Diasporas, Cultural Divides, and Social Encounters: Mexican Workers and Their Rights




Tanya Basok

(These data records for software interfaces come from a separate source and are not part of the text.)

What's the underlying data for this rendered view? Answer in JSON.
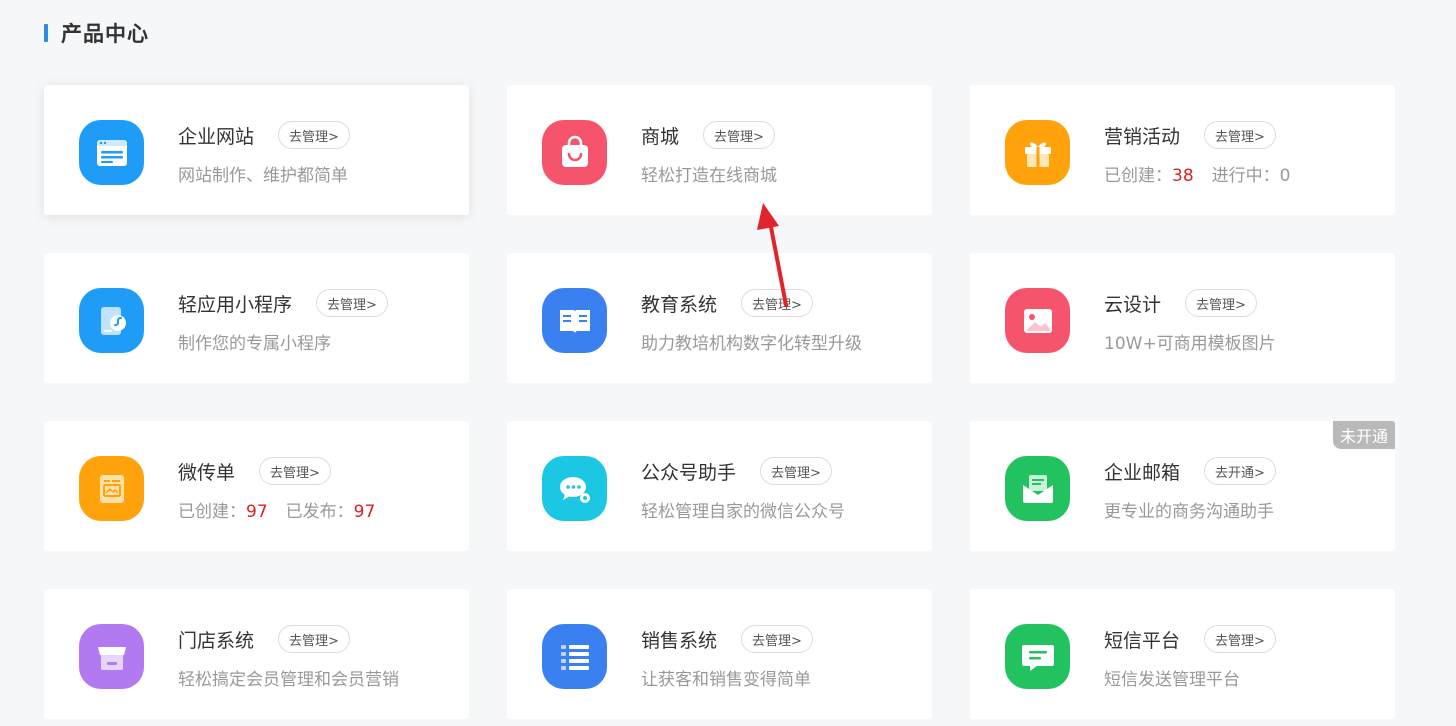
{
  "section": {
    "title": "产品中心"
  },
  "cards": [
    {
      "title": "企业网站",
      "button": "去管理>",
      "desc": "网站制作、维护都简单",
      "icon": "website-icon",
      "color": "#1e9cf7"
    },
    {
      "title": "商城",
      "button": "去管理>",
      "desc": "轻松打造在线商城",
      "icon": "shopping-bag-icon",
      "color": "#f5546c"
    },
    {
      "title": "营销活动",
      "button": "去管理>",
      "stats": [
        {
          "label": "已创建：",
          "value": "38"
        },
        {
          "label": "进行中：",
          "value": "0"
        }
      ],
      "icon": "gift-icon",
      "color": "#ffa20c"
    },
    {
      "title": "轻应用小程序",
      "button": "去管理>",
      "desc": "制作您的专属小程序",
      "icon": "miniprogram-icon",
      "color": "#1e9cf7"
    },
    {
      "title": "教育系统",
      "button": "去管理>",
      "desc": "助力教培机构数字化转型升级",
      "icon": "book-icon",
      "color": "#3a80f0"
    },
    {
      "title": "云设计",
      "button": "去管理>",
      "desc": "10W+可商用模板图片",
      "icon": "image-icon",
      "color": "#f5546c"
    },
    {
      "title": "微传单",
      "button": "去管理>",
      "stats": [
        {
          "label": "已创建：",
          "value": "97"
        },
        {
          "label": "已发布：",
          "value": "97"
        }
      ],
      "icon": "flyer-icon",
      "color": "#ffa20c"
    },
    {
      "title": "公众号助手",
      "button": "去管理>",
      "desc": "轻松管理自家的微信公众号",
      "icon": "wechat-chat-icon",
      "color": "#1cc7e4"
    },
    {
      "title": "企业邮箱",
      "button": "去开通>",
      "desc": "更专业的商务沟通助手",
      "icon": "mail-icon",
      "color": "#23c261",
      "badge": "未开通"
    },
    {
      "title": "门店系统",
      "button": "去管理>",
      "desc": "轻松搞定会员管理和会员营销",
      "icon": "store-icon",
      "color": "#b27af0"
    },
    {
      "title": "销售系统",
      "button": "去管理>",
      "desc": "让获客和销售变得简单",
      "icon": "list-icon",
      "color": "#3a80f0"
    },
    {
      "title": "短信平台",
      "button": "去管理>",
      "desc": "短信发送管理平台",
      "icon": "sms-icon",
      "color": "#23c261"
    }
  ]
}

In the past two decades students of international migration have brought into focus the
transnational nature of many international migratory flows. The concept of “diasporas” has
become popular among students of migration. The term “diaspora” is static. It refers to a formed community, not a process of community formation. By contrast, the term “diasporization” captures the process. ‘Diasporazation’ can refer to the process of formation of transnational ties, as well as identities and practices that link a migrant community to their home. These ties to the home community vary in intensity and form. Yet, it is this link to the homeland that distinguishes the diasporic community from a transnational migrant community. The term ‘diasporization’ can also refer to the process through which the receiving society treats migrants as if their existence in the host society was merely ethereal, as if their ties to the home lands preclude their integration in the host lands. When migrants are treated by a host society as ‘birds of passage’, no language or cultural training is provided to them to make their integration into the host society possible. The term “social integration” has many meanings. In this presentation, I use the term to refer to the migrants’ acquisition of communication skills (including language and cultural understandings) to enable them to function effectively in a new society. I will argue that these communication skills make it possible for the migrants to exercise and negotiate their legal rights

Conference name

The International Migration Conference in The Americas: Emerging Issues Conferenc

File Attachments


Economic sectors

Agriculture and horticulture workers

Content types

Policy analysis

Target groups


Regulation domains

Newcomers integration programs

Geographical focuses


Spheres of activity